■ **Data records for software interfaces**
□ □ □

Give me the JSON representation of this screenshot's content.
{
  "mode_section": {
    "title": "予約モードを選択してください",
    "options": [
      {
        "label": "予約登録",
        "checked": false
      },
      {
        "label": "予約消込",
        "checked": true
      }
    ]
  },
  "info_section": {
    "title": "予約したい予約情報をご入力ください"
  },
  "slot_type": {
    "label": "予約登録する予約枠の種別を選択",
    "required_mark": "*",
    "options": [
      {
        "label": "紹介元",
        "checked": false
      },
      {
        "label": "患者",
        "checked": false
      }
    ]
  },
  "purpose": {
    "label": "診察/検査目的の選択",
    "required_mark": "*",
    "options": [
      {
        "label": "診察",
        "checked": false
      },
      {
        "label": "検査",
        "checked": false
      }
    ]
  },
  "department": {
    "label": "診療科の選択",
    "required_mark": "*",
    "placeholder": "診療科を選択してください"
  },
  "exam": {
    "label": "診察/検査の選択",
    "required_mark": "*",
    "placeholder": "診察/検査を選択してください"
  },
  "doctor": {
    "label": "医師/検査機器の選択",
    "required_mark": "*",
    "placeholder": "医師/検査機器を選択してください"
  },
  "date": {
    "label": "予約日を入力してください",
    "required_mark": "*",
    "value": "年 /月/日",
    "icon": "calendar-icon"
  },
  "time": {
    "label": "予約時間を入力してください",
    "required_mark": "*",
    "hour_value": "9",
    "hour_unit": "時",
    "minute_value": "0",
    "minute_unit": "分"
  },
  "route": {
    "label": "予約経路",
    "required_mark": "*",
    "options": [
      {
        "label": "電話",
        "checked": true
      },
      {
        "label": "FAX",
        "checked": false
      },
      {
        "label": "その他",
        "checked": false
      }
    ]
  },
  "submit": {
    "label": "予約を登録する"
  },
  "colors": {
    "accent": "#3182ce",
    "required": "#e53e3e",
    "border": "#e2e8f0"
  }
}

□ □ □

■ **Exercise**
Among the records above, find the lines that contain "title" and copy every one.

■ **Exercise result**
    "title": "予約モードを選択してください",
    "title": "予約したい予約情報をご入力ください"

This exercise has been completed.